Listed entries:

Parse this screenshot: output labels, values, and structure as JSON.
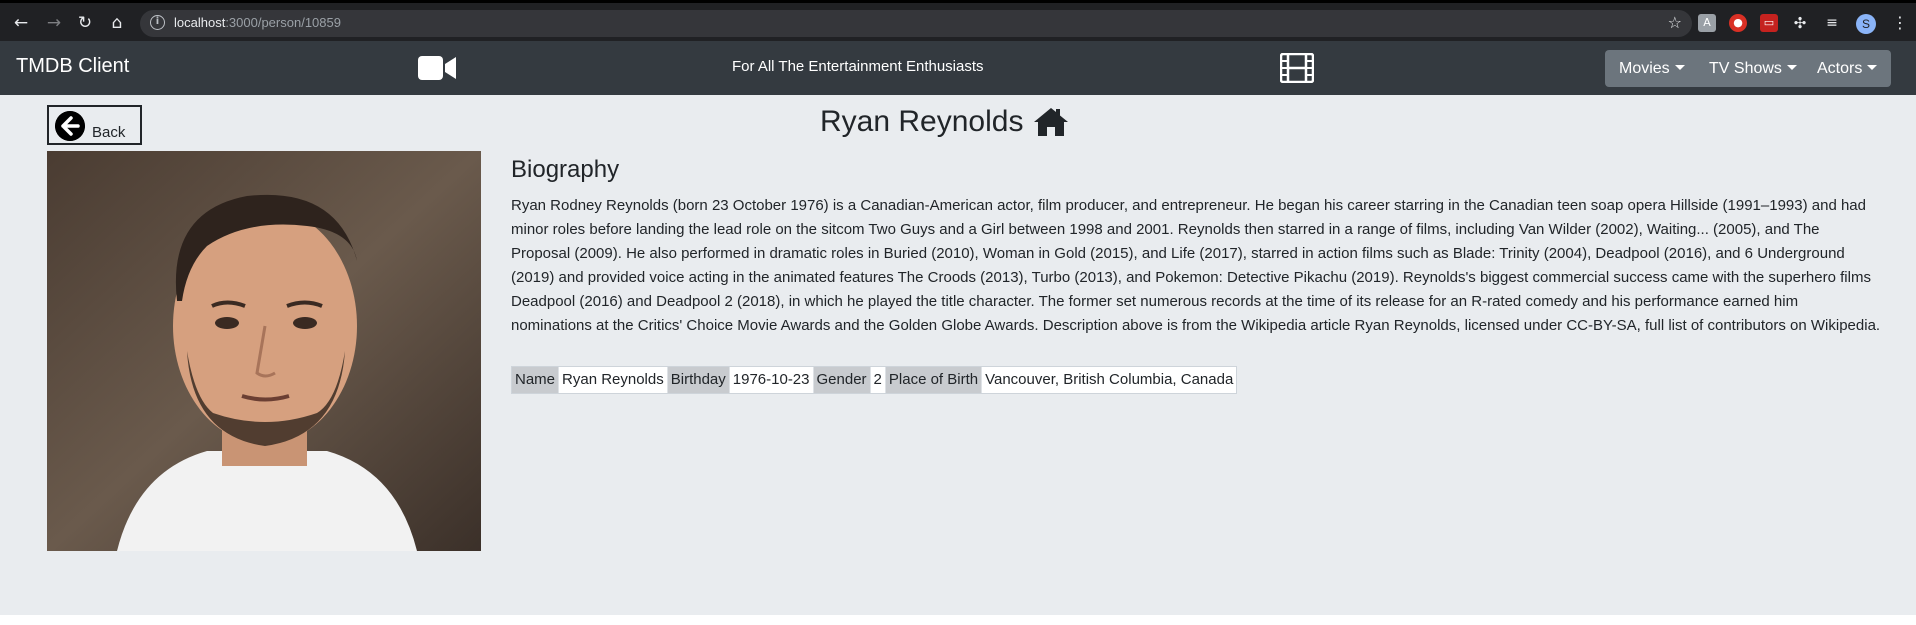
{
  "browser": {
    "url_host": "localhost",
    "url_path": ":3000/person/10859",
    "profile_initial": "S"
  },
  "navbar": {
    "brand": "TMDB Client",
    "tagline": "For All The Entertainment Enthusiasts",
    "menus": [
      "Movies",
      "TV Shows",
      "Actors"
    ]
  },
  "page": {
    "back_label": "Back",
    "title": "Ryan Reynolds",
    "bio_heading": "Biography",
    "bio_text": "Ryan Rodney Reynolds (born 23 October 1976) is a Canadian-American actor, film producer, and entrepreneur. He began his career starring in the Canadian teen soap opera Hillside (1991–1993) and had minor roles before landing the lead role on the sitcom Two Guys and a Girl between 1998 and 2001. Reynolds then starred in a range of films, including Van Wilder (2002), Waiting... (2005), and The Proposal (2009). He also performed in dramatic roles in Buried (2010), Woman in Gold (2015), and Life (2017), starred in action films such as Blade: Trinity (2004), Deadpool (2016), and 6 Underground (2019) and provided voice acting in the animated features The Croods (2013), Turbo (2013), and Pokemon: Detective Pikachu (2019). Reynolds's biggest commercial success came with the superhero films Deadpool (2016) and Deadpool 2 (2018), in which he played the title character. The former set numerous records at the time of its release for an R-rated comedy and his performance earned him nominations at the Critics' Choice Movie Awards and the Golden Globe Awards. Description above is from the Wikipedia article Ryan Reynolds, licensed under CC-BY-SA, full list of contributors on Wikipedia.",
    "details": {
      "name_label": "Name",
      "name_value": "Ryan Reynolds",
      "birthday_label": "Birthday",
      "birthday_value": "1976-10-23",
      "gender_label": "Gender",
      "gender_value": "2",
      "pob_label": "Place of Birth",
      "pob_value": "Vancouver, British Columbia, Canada"
    }
  }
}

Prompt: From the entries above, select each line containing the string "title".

Reply to the task:
    "title": "Ryan Reynolds",
    "bio_text": "Ryan Rodney Reynolds (born 23 October 1976) is a Canadian-American actor, film producer, and entrepreneur. He began his career starring in the Canadian teen soap opera Hillside (1991–1993) and had minor roles before landing the lead role on the sitcom Two Guys and a Girl between 1998 and 2001. Reynolds then starred in a range of films, including Van Wilder (2002), Waiting... (2005), and The Proposal (2009). He also performed in dramatic roles in Buried (2010), Woman in Gold (2015), and Life (2017), starred in action films such as Blade: Trinity (2004), Deadpool (2016), and 6 Underground (2019) and provided voice acting in the animated features The Croods (2013), Turbo (2013), and Pokemon: Detective Pikachu (2019). Reynolds's biggest commercial success came with the superhero films Deadpool (2016) and Deadpool 2 (2018), in which he played the title character. The former set numerous records at the time of its release for an R-rated comedy and his performance earned him nominations at the Critics' Choice Movie Awards and the Golden Globe Awards. Description above is from the Wikipedia article Ryan Reynolds, licensed under CC-BY-SA, full list of contributors on Wikipedia.",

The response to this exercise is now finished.